The bill is meant to eliminate discrimination and promote women’s health and economic security by ensuring accommodations for women who are limited performing in certain tasks due to pregnancy, childbirth or other related medical conditions. Before the vote to recommend House approval of the measure, the committee debated whether to incorporate a long-standing provision from the Civil Rights Act that protects religious organizations. Rep. Tim Walberg, R-Mich., argued that despite significant improvements, the bill still “encroaches upon religious institutions’ rights,” a concern echoed by numerous Republicans, including Rep. Phil Roe, R-Tenn.

Roe said he favored protecting pregnant workers as well as requiring reasonable accommodations. However, the congressman warned that should the committee exclude a provision that would protect religious organizations, the bill could eventually face a constitutional challenge.
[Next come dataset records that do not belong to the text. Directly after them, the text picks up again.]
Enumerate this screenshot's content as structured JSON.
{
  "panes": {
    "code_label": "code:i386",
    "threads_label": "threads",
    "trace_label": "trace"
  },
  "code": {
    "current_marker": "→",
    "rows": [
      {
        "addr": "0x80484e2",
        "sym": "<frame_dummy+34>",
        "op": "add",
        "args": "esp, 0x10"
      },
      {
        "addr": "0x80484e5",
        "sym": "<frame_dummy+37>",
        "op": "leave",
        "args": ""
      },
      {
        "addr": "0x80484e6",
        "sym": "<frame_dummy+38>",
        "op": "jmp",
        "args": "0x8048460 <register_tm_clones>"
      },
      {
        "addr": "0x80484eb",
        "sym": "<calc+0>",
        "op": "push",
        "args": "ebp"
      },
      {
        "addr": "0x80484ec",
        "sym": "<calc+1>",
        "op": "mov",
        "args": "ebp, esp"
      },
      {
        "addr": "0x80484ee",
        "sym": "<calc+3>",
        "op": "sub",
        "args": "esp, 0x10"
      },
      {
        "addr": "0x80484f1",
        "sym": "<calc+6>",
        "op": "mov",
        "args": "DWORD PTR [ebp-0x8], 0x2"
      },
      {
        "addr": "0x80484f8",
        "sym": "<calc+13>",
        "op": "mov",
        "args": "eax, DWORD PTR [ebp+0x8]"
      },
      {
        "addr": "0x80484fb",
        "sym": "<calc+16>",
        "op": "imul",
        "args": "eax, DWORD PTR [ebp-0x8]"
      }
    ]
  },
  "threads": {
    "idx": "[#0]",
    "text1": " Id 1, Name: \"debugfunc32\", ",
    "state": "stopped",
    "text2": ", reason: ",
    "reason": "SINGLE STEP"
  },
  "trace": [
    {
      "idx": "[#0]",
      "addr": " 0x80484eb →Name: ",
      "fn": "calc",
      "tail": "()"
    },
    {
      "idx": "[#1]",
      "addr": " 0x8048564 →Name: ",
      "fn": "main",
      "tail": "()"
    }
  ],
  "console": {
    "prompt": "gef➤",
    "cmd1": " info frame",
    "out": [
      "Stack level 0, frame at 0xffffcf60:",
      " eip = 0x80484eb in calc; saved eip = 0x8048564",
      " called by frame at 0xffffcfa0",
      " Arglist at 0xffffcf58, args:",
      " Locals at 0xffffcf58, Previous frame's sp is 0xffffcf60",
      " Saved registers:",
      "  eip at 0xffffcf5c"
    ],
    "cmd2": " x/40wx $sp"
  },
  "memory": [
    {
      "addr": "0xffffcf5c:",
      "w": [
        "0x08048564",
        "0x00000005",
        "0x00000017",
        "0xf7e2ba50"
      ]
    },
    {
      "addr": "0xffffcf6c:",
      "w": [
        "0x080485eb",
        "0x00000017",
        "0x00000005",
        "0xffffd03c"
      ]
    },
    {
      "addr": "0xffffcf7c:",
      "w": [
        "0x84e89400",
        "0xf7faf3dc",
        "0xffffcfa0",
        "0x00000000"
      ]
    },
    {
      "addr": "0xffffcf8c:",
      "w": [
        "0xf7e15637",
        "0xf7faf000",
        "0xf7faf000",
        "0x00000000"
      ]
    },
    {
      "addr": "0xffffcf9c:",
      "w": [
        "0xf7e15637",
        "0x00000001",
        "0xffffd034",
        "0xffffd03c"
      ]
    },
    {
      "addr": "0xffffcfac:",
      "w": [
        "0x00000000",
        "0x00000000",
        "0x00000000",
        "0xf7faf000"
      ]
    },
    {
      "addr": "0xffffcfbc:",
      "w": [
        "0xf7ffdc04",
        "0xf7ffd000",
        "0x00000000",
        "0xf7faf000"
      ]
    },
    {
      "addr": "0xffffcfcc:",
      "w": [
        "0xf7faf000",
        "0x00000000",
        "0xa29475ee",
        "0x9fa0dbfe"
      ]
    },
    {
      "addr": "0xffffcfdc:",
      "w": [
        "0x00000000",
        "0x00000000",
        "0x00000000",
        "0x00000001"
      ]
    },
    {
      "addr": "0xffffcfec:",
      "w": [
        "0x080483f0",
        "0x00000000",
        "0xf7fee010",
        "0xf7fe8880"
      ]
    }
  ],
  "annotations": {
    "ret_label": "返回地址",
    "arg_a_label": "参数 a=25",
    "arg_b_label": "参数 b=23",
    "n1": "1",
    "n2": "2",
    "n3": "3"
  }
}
“We should be mindful of protecting religious liberty and maintaining a protection in this bill like those found in other, similar laws,” Roe said.

Rep. Kim Schrier, D-Wash., pointed out that the goal of the bill is to accommodate the temporary needs of pregnant women to ensure their health and the health of their baby.

“It makes absolutely no sense that a pregnant woman who works for a religious organization should face a riskier pregnancy,” Schrier said. According to A Better Balance, a legal team that previously testified before the committee, 75% of women will be pregnant while employed sometime in their life.

According to the National Partnership for Women and Families, more than 60% of women have experienced some sort of pregnancy discrimination. Both of these statistics were referenced by committee members to emphasize the need for pregnant workers to receive adequate protection under the law. Current federal law does not require that pregnant workers have access to reasonable workplace accommodations.

Committee Chairman Bobby Scott, D-Va., said the accommodations being asked of employers are neither complex or costly. They are things like water, seating, more restroom breaks or even temporary lifting restrictions. Accommodations like these would prevent pregnant workers from potentially enduring “tragic health risks.” Scott also called attention to the way these risks disproportionately affect Black and Latina workers who are overrepresented in low-wage, physically demanding jobs.

Rep. Lucy Kay McBath, D-Ga., said the committee’s decision to endorse the measure without providing an exception for religious organizations tells women they never “have to choose between maintaining a healthy pregnancy and [their] paycheck.”